Various organized crime syndicates have a problem: what to do with all that money? Some of it gets invested in private clinics and hospitals. Such facilities, “cloaked by shell companies layered upon shell companies and administered by unimpeachably correct nominee directors,” help conceal and are a conduit for illegal and/or regulated drugs. (The Octopus by Brian Freemantle. ISBN: 1-85797-609-6)
Wealthy patients, some terminally ill, come to the private hospitals and clinics. They have a problem: what to do with all that money, now that they face death or handicap. If only a vital organ could be found, they could get a transplant and live on; if only new eyes could be found, they might see again.
In Third-World countries are an abundance of vital and/or needed organs, dwelling in the bodies of impoverished children and young adults. In hospitals for the mentally ill are an abundance of vital and/or needed organs, dwelling in the bodies of the “mentally defective.”
There is supply; there is demand. In Latin America, casas de engorde (fattening-you-up houses) spring up. “These are shacks in San Salvador, Honduras and Guatemala to which bought or stolen children and babies are taken to be fed and cleaned of lice and infection to make them more attractive to prospective purchasers.” (Freemantle) Sometimes, children are bought while still in the womb.
There is supply; there is demand. The Neapolitan Mafia, the Camorra, places Mexican, Thai, and European children into the clinics and hospitals. There, they will have organs removed. Problems of blood grouping and tissue compatibility are resolved by having potential donors warehoused at the facility.
Potential donors are warehoused (kept alive) at the facility, until someone needs their organs.
There is supply; there is demand. In the lecture hall of the Faculty of Medicine in Barranquilla, Colombia, ten corpses are found. They had been “street people.” “The faculty warden knocked out the beggars with baseball bats. The victims were plunged into a coma and were not finally finished off until after the extraction of their organs, the most profitable being sold on the black market.” (Freemantle)
You can read of more such cases in Freemantle’s book. See also, “Draft Council of Europe Convention against Trafficking in Human Organs” (Doc. 13338, October 22, 2013); “The Long Road from the Kidney Bazaar”, by Dominique Martin; and “Organ Trafficking: Global Solutions for a Global Problem”, by Tazeen H. Jafar, MD.
Some may say this shocking information is just “urban folklore.” But, said Boutros Boutros Ghali, then-UN Secretary General, on November 21, 1994, “International crime gangs have expanded from traditional spheres of activity such as prostitution, the arms trade and trafficking in drugs to money laundering, the trade in nuclear technology and human organs and the transport of illegal immigrants.” (qtd. in Freemantle)
And, says French transplant surgeon, Professor Leon Schwartzenberg, regarding the worldwide organ-by-theft-and-murder trade, “This trafficking is all the more monstrous where it involves killing people to remove organs which can be sold at a profit. To deny the existence of such trafficking is comparable to denying the existence of the ovens and gas chambers during the last war.” (qtd. in Freemantle)

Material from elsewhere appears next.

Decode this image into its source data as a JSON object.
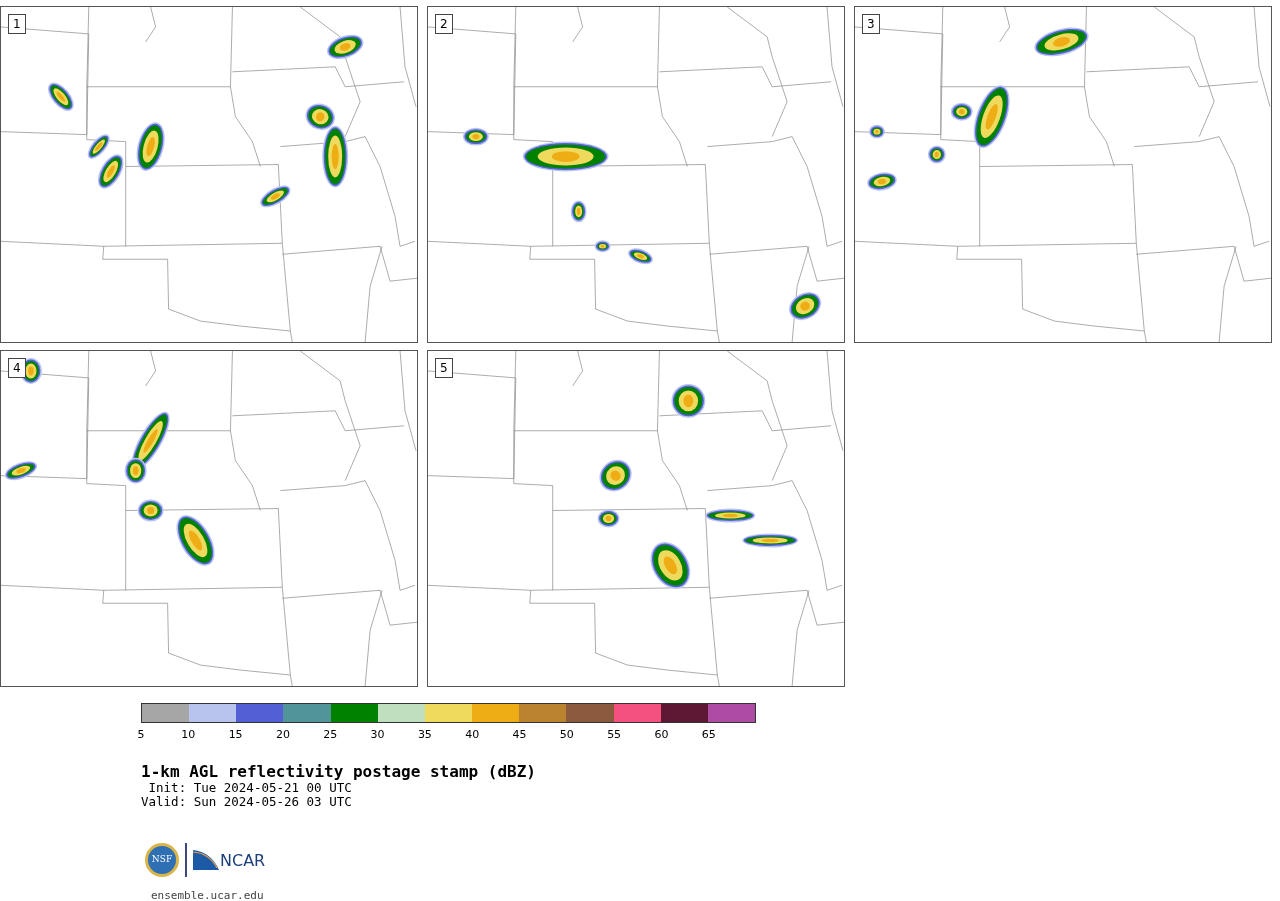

To deny the existence of such organ trafficking is comparable to denying the existence of the ovens and the gas chambers in Nazi Germany.
Children and young adults, “brought every week to Europe from Latin America and the Eastern bloc, to be kept alive until their organs were required. Then the organs were taken. And afterwards — or even under the anaesthetic — the donors were killed” — these have been “sacrificed upon the altar of the rich and powerful.” (Freemantle)
(A version of the above first appeared at my old Conspiracy Nation web site on July 7, 2006, under the title “The Body Snatchers”.)